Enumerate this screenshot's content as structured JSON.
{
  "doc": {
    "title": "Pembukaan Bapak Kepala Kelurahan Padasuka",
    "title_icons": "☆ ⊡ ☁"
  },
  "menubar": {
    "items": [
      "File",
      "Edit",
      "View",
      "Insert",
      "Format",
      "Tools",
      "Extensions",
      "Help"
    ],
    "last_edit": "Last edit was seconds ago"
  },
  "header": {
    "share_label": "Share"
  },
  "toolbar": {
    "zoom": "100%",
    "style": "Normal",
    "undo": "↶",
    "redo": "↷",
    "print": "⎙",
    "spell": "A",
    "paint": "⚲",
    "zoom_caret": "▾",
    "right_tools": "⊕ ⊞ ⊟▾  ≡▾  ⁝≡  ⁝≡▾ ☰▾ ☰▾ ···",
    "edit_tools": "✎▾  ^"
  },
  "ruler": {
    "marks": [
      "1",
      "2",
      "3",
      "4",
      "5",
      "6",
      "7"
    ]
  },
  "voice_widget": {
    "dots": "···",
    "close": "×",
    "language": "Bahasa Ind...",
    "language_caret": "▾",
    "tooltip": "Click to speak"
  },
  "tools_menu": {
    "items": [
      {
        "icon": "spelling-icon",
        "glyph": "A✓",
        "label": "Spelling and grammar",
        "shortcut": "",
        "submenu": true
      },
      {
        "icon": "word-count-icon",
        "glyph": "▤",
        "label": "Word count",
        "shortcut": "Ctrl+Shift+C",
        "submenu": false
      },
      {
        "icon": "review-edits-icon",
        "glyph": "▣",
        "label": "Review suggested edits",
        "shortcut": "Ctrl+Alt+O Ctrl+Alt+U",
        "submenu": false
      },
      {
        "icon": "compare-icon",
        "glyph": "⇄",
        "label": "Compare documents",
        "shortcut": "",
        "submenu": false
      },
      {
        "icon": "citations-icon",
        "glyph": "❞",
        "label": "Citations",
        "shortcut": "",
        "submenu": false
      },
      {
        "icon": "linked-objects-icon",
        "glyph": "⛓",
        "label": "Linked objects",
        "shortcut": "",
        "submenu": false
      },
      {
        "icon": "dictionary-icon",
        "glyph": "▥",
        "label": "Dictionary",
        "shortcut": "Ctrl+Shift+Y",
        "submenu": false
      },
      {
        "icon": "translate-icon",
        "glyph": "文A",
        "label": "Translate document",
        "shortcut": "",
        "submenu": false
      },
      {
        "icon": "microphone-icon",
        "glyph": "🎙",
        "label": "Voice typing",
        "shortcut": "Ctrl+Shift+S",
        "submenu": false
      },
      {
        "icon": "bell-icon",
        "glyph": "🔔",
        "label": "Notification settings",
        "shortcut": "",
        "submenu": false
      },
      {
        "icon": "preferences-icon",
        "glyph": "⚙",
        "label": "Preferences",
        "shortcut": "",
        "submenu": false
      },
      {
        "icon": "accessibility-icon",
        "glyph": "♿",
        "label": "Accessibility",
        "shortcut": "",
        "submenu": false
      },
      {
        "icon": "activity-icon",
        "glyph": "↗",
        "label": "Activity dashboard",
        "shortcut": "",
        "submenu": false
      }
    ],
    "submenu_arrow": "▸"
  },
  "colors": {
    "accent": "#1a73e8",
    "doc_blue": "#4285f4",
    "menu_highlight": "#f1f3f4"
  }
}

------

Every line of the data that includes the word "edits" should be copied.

[Exercise result]
        "icon": "review-edits-icon",
        "label": "Review suggested edits",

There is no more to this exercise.